- Few African countries currently have the capacity to monitor the quality and safety of imports, leaving consumers at risk of exposure to inappropriate foodstuffs.
- If African governments lose tariff revenue because of EPAs they will need alternate ways to regain revenue. Often this happens by raising consumer taxes, including on food.
- Multinational food businesses have great control over the internationally traded food. If local farmers are forced out of business by imports that are initially cheap, then when there is no competition, the merchant traders will charge whatever they want.
Ultimately, “cheap” food imports will not stay cheap.
EPAs will not bring new access to European markets for African farmers, as Africa already enjoys good access through the old agreements. Africa's need is for support in addressing supply-side constraints, such as infrastructure and marketing. EPAs do not include any binding commitments or new funds to help with this.
EPAs will have a particularly damaging effect on African women. Women provide 60% of the agricultural labour force in Africa and grow over 70% of staple food crops. They also take a large role in small-scale food processing and informal trading. Due to gender inequity, almost all women farmers are very smallscale and marginalised, and will be the first to lose out to competition from European exports. In most African cultures women have the responsibility to provide food for their family, so it is they who will have to try and cope with the problems that EPAs are likely to cause for Africa's food security.
EPAs are being negotiated in a very non-transparent manner behind closed doors. Parliamentarians have been sidelined and civil society have rarely been consulted. The EU has insisted on replacing the old agreement not with one new one, but with separate agreements with regional blocs. This is undermining Africa's own efforts for regional integration. New regional groupings have been created, some of which have split longstanding blocs such as SACU. Even within these blocs, pressure from the EU has led some countries to go ahead and sign, while others have refused, leading to neighbouring countries having different trading arrangements with the Europe.
Not only will EPAs undermine agriculture but they will also affect the rights of African people to food, water, and work. Their impact on government revenue will affect basic social services such as health and education that are essential to the realisation of human rights.
You can find out more about EPAs in these briefing papers from ACORD:
|Economic Partnership Agreements: a threat to food sovereignty
english | français
|Economic Partnership Agreements: what every parliamentarian needs to know
english | français
|Economic Partnership Agreements: undermining human rights in Africa

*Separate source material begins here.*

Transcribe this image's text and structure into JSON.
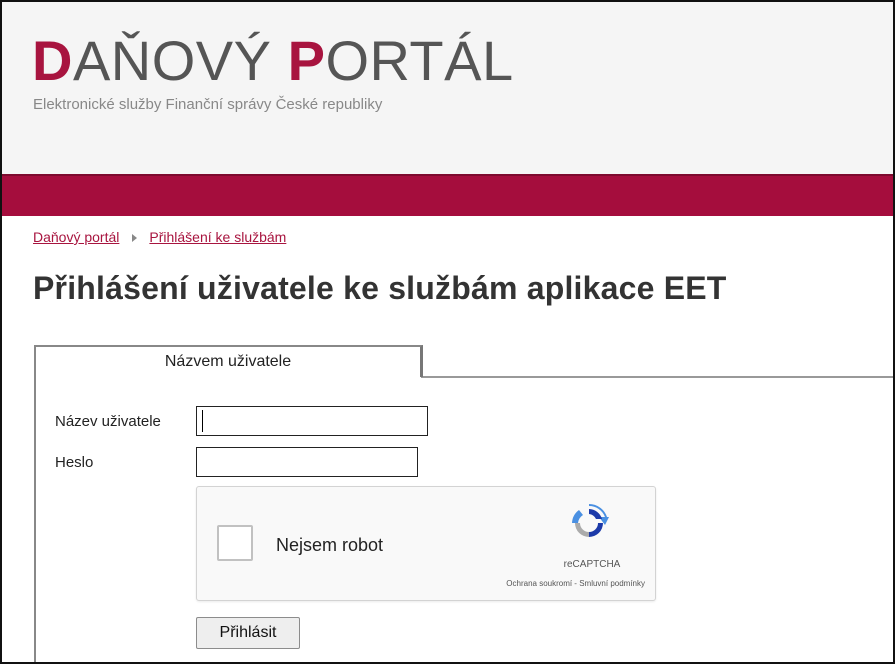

english | français
|Economic Partnership Agreements: jeopardising a united Africa
english | français
|Update on EU-Africa EPA negotiations

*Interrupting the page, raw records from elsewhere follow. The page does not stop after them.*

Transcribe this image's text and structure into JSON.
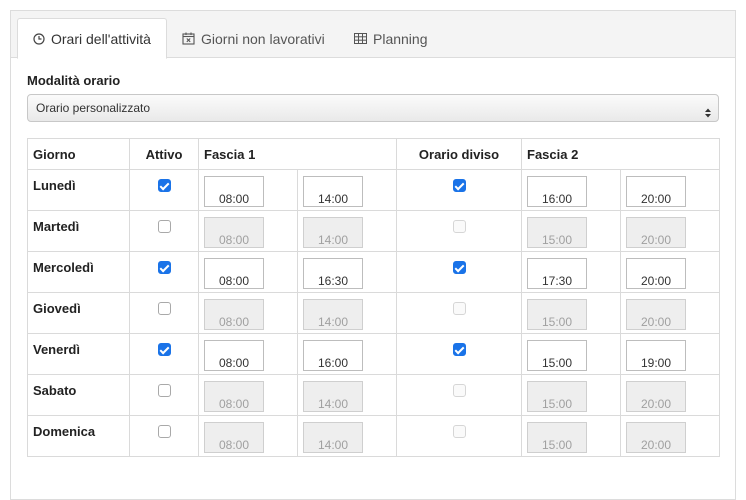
{
  "tabs": [
    {
      "label": "Orari dell'attività",
      "icon": "clock-icon",
      "active": true
    },
    {
      "label": "Giorni non lavorativi",
      "icon": "calendar-x-icon",
      "active": false
    },
    {
      "label": "Planning",
      "icon": "table-grid-icon",
      "active": false
    }
  ],
  "mode": {
    "label": "Modalità orario",
    "selected": "Orario personalizzato"
  },
  "table": {
    "headers": {
      "day": "Giorno",
      "active": "Attivo",
      "slot1": "Fascia 1",
      "split": "Orario diviso",
      "slot2": "Fascia 2"
    },
    "rows": [
      {
        "day": "Lunedì",
        "active": true,
        "s1_from": "08:00",
        "s1_to": "14:00",
        "split": true,
        "s2_from": "16:00",
        "s2_to": "20:00"
      },
      {
        "day": "Martedì",
        "active": false,
        "s1_from": "08:00",
        "s1_to": "14:00",
        "split": false,
        "s2_from": "15:00",
        "s2_to": "20:00"
      },
      {
        "day": "Mercoledì",
        "active": true,
        "s1_from": "08:00",
        "s1_to": "16:30",
        "split": true,
        "s2_from": "17:30",
        "s2_to": "20:00"
      },
      {
        "day": "Giovedì",
        "active": false,
        "s1_from": "08:00",
        "s1_to": "14:00",
        "split": false,
        "s2_from": "15:00",
        "s2_to": "20:00"
      },
      {
        "day": "Venerdì",
        "active": true,
        "s1_from": "08:00",
        "s1_to": "16:00",
        "split": true,
        "s2_from": "15:00",
        "s2_to": "19:00"
      },
      {
        "day": "Sabato",
        "active": false,
        "s1_from": "08:00",
        "s1_to": "14:00",
        "split": false,
        "s2_from": "15:00",
        "s2_to": "20:00"
      },
      {
        "day": "Domenica",
        "active": false,
        "s1_from": "08:00",
        "s1_to": "14:00",
        "split": false,
        "s2_from": "15:00",
        "s2_to": "20:00"
      }
    ]
  },
  "colors": {
    "accent": "#1a73e8",
    "border": "#dadada",
    "disabled_bg": "#eeeeee"
  }
}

The long awaited high level meeting on EPAs?
Further resources on ACORD`s website on EPAs.